━━━━━ Data listing ━━━━━
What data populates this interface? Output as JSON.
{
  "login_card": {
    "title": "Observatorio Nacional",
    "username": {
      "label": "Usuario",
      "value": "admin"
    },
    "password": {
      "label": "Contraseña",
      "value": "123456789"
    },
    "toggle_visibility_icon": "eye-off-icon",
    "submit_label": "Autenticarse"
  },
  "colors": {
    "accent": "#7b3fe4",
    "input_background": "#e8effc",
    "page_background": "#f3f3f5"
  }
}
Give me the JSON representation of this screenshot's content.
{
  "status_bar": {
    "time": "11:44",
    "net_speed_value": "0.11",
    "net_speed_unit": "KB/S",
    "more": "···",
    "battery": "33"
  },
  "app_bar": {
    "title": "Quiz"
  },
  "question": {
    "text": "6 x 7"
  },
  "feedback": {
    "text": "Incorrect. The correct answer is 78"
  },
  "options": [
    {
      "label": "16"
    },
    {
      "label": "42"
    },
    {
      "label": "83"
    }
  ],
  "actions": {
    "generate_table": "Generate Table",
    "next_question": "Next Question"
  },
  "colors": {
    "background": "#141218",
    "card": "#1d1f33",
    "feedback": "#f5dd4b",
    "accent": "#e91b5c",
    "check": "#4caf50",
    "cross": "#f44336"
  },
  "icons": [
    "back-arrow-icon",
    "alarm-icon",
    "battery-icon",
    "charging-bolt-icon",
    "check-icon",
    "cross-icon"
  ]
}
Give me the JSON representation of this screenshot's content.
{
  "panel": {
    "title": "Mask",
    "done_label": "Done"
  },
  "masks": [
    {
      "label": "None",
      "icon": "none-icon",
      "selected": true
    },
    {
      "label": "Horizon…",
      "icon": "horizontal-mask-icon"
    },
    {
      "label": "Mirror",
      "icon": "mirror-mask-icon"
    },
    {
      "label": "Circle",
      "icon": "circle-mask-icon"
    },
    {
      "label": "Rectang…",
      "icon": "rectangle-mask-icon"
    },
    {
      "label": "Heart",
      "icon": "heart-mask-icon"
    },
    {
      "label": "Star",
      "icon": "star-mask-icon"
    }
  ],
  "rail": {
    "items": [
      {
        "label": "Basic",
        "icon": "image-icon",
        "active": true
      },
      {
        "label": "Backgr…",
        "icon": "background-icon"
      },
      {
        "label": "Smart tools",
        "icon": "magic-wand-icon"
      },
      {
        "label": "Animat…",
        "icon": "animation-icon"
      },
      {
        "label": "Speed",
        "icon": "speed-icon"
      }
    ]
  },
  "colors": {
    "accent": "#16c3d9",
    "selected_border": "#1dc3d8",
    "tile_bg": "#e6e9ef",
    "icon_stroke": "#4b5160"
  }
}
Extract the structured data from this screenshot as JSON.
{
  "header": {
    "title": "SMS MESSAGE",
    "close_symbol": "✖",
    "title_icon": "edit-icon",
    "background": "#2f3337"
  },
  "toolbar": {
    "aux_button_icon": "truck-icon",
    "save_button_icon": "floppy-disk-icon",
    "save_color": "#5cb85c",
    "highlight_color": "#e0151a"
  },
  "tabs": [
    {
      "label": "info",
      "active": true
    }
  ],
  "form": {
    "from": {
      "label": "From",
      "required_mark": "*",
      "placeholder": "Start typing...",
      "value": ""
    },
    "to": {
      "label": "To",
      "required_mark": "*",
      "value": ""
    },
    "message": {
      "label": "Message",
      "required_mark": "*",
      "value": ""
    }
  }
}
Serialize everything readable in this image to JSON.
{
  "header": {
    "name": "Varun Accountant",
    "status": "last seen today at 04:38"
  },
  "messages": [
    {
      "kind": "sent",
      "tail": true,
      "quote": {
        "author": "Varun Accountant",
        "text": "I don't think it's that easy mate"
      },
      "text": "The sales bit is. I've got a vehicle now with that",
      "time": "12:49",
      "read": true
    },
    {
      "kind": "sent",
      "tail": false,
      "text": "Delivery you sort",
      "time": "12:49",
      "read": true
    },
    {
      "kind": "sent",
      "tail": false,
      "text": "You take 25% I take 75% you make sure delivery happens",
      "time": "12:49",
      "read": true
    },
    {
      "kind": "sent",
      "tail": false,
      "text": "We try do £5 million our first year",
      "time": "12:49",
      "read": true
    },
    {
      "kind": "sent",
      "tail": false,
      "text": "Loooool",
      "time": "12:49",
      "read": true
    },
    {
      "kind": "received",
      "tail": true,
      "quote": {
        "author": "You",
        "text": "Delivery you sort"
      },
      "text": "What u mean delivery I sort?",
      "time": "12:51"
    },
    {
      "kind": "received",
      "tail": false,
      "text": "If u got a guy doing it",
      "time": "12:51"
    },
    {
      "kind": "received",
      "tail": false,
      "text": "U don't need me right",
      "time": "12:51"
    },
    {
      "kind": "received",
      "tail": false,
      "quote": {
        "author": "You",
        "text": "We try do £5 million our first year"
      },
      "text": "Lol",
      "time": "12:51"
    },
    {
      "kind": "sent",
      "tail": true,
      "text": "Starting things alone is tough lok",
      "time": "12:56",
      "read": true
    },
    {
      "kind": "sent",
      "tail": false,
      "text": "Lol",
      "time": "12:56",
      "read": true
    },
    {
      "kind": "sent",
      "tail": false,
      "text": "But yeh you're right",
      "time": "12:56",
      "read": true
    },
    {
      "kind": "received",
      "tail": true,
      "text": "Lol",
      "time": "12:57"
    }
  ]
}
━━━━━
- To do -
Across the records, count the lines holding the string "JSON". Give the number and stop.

- Written response -
5